▸ **WHAT IS NEEDED**
For the string "βstar", state the number of lines in the data that contain it, and nothing else.

▸ **DATA FOR REVIEW**
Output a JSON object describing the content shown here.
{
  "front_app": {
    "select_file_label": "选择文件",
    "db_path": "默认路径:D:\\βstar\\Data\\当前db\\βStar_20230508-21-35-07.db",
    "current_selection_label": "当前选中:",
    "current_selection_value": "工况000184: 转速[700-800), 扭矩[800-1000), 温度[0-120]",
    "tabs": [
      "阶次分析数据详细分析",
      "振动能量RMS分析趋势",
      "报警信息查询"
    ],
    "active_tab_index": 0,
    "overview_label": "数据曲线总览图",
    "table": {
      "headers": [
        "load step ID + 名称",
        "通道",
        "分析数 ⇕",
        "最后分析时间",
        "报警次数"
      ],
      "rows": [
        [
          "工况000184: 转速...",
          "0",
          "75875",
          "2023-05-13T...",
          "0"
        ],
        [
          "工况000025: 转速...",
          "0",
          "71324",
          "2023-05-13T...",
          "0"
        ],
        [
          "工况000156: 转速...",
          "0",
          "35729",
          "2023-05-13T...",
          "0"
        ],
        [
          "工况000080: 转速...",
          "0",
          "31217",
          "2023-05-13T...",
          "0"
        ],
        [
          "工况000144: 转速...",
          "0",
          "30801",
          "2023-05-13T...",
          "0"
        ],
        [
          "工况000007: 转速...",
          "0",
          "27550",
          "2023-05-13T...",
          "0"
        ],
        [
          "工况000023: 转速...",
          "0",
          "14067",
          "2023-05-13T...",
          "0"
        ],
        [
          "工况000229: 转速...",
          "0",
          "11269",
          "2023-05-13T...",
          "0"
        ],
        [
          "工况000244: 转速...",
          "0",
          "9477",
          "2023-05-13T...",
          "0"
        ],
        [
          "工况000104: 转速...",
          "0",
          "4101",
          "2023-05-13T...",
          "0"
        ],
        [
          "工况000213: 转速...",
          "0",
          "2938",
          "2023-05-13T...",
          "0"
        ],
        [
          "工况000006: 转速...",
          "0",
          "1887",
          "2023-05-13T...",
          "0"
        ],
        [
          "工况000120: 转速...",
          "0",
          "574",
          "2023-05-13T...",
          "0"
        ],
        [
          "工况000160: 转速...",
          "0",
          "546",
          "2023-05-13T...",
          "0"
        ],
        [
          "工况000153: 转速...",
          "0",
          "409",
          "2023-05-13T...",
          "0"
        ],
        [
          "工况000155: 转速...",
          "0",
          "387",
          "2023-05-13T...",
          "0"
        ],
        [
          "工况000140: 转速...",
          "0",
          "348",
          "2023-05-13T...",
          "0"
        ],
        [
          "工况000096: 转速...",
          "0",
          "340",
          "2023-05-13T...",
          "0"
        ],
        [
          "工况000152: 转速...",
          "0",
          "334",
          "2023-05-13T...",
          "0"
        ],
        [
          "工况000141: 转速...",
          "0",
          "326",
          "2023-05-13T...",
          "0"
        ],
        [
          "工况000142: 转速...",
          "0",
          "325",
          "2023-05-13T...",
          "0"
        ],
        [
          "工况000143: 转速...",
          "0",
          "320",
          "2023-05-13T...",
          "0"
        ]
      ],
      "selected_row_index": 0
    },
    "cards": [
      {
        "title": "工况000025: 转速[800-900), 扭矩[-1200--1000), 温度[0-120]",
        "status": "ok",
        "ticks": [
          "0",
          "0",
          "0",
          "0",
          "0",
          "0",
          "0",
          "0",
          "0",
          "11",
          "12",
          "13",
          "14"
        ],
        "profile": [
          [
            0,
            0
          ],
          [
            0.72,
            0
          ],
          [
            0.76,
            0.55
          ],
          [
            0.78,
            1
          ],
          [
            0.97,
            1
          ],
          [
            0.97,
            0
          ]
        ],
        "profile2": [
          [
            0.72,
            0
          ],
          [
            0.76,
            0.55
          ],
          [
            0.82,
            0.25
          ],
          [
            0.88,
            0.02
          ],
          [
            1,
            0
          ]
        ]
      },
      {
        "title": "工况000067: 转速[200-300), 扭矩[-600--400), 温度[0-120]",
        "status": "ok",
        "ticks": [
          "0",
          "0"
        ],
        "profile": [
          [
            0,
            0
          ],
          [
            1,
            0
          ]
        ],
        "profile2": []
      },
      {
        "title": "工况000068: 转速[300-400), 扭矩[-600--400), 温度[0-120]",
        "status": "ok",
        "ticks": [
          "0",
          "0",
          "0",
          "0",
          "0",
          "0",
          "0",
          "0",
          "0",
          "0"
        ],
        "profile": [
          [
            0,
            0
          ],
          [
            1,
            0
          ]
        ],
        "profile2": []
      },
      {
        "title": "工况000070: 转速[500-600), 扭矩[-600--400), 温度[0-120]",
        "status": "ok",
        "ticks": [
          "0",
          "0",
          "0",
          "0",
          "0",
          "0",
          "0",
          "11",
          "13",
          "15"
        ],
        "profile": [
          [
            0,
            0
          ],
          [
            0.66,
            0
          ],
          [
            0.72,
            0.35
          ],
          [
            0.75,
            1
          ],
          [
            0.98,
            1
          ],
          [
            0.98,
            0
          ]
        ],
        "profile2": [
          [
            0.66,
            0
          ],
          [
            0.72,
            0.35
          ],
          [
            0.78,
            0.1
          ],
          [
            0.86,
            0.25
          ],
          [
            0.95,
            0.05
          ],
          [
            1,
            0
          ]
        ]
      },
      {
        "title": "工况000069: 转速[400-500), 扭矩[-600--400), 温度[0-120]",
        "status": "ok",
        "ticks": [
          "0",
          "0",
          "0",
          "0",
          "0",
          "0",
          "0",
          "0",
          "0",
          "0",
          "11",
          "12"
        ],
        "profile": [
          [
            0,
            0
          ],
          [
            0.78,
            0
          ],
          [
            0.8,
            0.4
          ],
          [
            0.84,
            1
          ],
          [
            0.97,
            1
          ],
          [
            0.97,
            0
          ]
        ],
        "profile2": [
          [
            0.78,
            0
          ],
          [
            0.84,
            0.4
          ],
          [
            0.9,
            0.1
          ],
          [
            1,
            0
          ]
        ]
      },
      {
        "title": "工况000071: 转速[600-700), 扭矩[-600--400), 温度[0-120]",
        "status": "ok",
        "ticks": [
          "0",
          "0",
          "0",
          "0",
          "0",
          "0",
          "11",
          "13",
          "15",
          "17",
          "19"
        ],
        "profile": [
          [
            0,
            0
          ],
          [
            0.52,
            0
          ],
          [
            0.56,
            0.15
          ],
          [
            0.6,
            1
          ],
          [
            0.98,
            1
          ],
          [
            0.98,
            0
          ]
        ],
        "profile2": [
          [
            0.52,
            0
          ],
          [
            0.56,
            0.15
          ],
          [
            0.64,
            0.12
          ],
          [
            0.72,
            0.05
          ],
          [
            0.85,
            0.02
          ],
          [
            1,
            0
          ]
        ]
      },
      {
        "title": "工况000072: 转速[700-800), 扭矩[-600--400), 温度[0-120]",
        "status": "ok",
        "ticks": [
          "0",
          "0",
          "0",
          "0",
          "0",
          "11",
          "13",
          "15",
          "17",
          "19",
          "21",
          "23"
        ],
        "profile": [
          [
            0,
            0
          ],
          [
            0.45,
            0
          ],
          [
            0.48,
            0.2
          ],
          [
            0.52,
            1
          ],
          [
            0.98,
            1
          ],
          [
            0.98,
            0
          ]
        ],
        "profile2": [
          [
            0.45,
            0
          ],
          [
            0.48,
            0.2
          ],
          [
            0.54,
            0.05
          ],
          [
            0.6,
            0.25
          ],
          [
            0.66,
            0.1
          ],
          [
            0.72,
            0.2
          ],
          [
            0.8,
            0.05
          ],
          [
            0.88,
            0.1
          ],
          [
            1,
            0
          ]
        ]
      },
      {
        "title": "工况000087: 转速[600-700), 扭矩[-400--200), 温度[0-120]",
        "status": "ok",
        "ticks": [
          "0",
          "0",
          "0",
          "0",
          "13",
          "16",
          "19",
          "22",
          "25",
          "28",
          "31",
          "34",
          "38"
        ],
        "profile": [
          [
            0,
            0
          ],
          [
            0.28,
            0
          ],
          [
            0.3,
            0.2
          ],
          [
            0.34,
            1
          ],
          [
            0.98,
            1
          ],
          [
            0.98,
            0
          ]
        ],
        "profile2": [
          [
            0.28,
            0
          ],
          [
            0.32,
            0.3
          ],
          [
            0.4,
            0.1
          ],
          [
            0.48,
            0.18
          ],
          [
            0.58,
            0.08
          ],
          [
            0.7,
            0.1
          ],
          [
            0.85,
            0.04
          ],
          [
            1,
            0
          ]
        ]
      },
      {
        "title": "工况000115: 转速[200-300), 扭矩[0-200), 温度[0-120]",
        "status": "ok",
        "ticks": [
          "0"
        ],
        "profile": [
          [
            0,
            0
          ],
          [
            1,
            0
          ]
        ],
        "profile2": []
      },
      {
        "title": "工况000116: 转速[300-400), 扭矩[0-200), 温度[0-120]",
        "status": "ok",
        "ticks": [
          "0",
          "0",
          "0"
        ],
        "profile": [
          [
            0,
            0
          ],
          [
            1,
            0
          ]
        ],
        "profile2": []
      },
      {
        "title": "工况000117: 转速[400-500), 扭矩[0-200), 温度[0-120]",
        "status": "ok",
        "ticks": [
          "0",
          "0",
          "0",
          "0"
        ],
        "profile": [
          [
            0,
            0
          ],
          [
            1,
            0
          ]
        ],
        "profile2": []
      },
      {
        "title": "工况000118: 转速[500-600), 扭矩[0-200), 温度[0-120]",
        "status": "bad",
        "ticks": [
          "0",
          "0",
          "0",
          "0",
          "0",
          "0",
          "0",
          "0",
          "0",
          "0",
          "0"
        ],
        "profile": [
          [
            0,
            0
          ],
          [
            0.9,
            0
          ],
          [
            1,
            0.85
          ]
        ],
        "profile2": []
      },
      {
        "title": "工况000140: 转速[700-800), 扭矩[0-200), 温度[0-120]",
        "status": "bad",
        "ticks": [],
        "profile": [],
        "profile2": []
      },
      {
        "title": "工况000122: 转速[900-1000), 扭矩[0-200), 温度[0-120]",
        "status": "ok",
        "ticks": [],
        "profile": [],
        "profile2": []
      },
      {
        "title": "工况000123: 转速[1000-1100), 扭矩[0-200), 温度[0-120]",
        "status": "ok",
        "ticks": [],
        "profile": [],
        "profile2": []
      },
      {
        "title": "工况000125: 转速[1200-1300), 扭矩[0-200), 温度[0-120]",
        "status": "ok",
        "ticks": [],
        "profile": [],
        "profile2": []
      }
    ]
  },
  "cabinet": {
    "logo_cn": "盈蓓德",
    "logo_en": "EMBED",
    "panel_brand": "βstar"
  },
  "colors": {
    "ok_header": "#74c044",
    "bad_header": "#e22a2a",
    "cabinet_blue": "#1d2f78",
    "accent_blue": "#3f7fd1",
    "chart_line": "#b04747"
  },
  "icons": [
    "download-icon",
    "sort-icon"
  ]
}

▸ **ANSWER TO THE PROBLEM**
2